» **PROBLEM TO WORK ON**
Across the entries below, tally every line that holds the word "kind". Give only the tally.

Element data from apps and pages
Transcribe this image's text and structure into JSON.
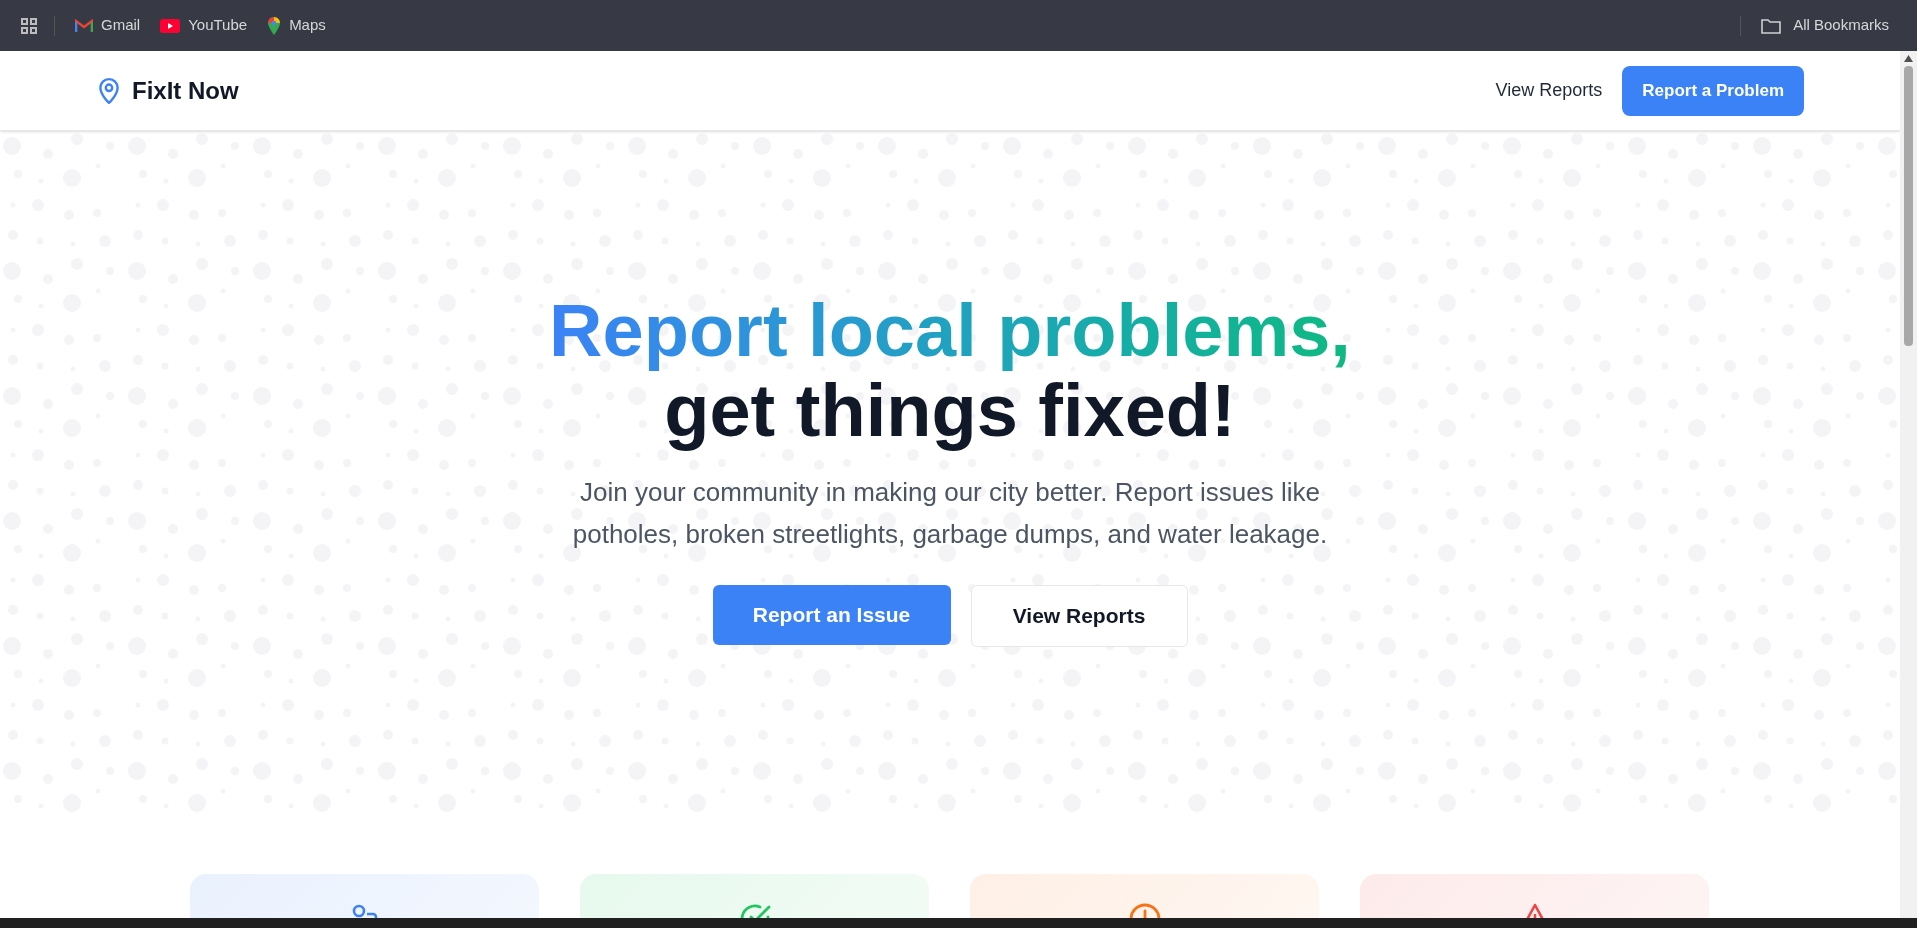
{
  "bookmarks_bar": {
    "items": [
      {
        "kind": "gmail",
        "label": "Gmail"
      },
      {
        "kind": "youtube",
        "label": "YouTube"
      },
      {
        "kind": "maps",
        "label": "Maps"
      }
    ],
    "all_bookmarks": "All Bookmarks"
  },
  "header": {
    "logo": "FixIt Now",
    "nav_link": "View Reports",
    "cta": "Report a Problem"
  },
  "hero": {
    "headline_gradient": "Report local problems,",
    "headline": "get things fixed!",
    "subtitle": "Join your community in making our city better. Report issues like potholes, broken streetlights, garbage dumps, and water leakage.",
    "primary_button": "Report an Issue",
    "secondary_button": "View Reports"
  },
  "cards": [
    {
      "kind": "users",
      "color": "#3b82f6"
    },
    {
      "kind": "check",
      "color": "#22c55e"
    },
    {
      "kind": "clock",
      "color": "#f97316"
    },
    {
      "kind": "alert",
      "color": "#ef4444"
    }
  ]
}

» **TASK OUTPUT**
7